While the sources for offsets and signal losses can be contributed to a lot of circuit details of a sense amplifier, the result is always the same. Looking at the signals applied to the input of the sense amplifier and comparing the output, the whole circuit behavior can be described by an overall offset of the circuit. Usually a modeling is done by applying offset current or voltage sources at the input of the sense amplifier circuit.

From precision analog circuits it is commonly known, that offsets can be reduced by sophisticated layout techniques and auto-zero techniques. In case of 1T1MTJ memories, the RD operation has to be done in a few ns. So standard offset compensation techniques are by far to slow in order cancel offset voltages during a RD operation in high-speed MRAM memories. Often these circuits need large chip areas and are not suitable for dense memory arrays.

This document describes techniques to achieve maximal signal gain and sensing speed, by doing a calibration of the MRAM sensing circuits. Moreover, the circuits are small and therefore suitable for the use in memory designs.

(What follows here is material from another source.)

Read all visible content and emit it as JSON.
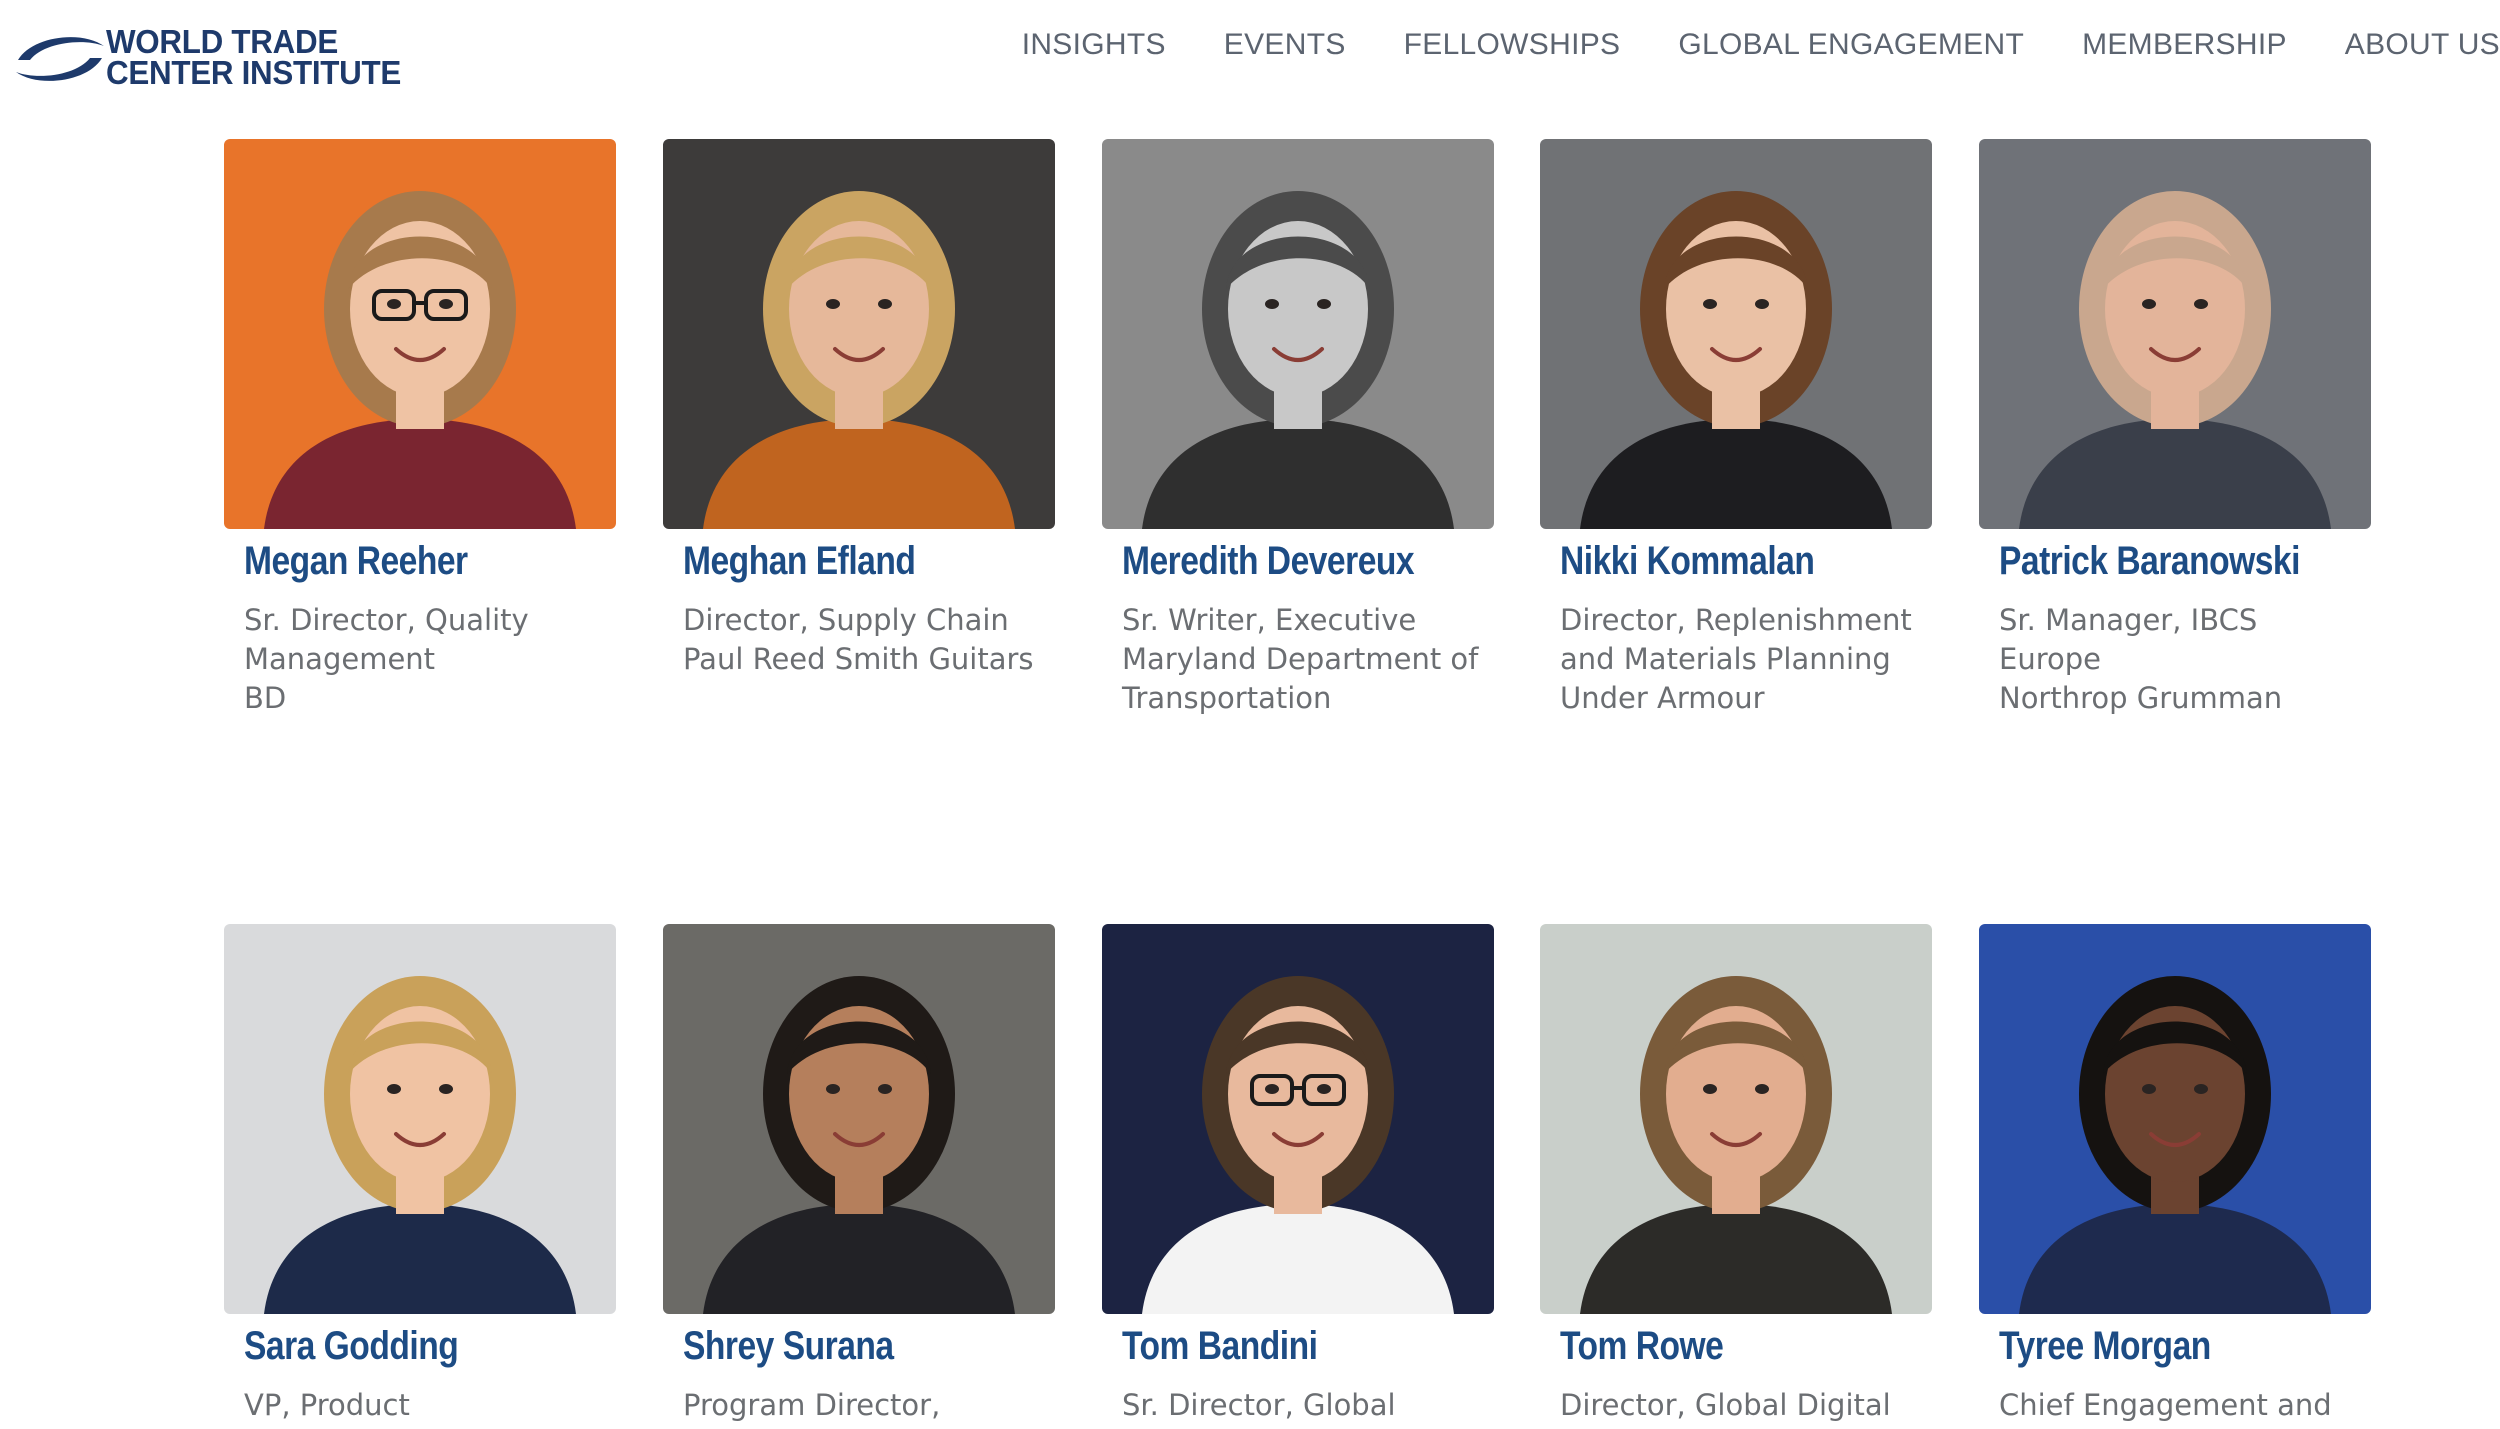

Fig. 1Principle of self-calibration of MRAM sense amplifiers

Fig. 1 shows the principle of the described sense amplifier calibration. The calibration procedure is preferably started one time only after each power-up of the memory. But also cyclic calibration or calibration triggered by certain events (for example, operating temperature) can be implemented for certain applications.

The principle of the calibration procedure shown in Fig. 1 has 3 steps. First, calibration sources are activated at the inputs of the sense amplifier by a control logic CTRL. Then the output of the MRAM sense amplifier is monitored by CTRL. The CTRL logic then adjusts the sense amplifier and monitors the output. Steps 1-3 are repeated so often until the output changes its state. If the output flips, the sense amplifier is calibrated near its sensitive switching point and the overall offset of the sensing system is minimized.

If...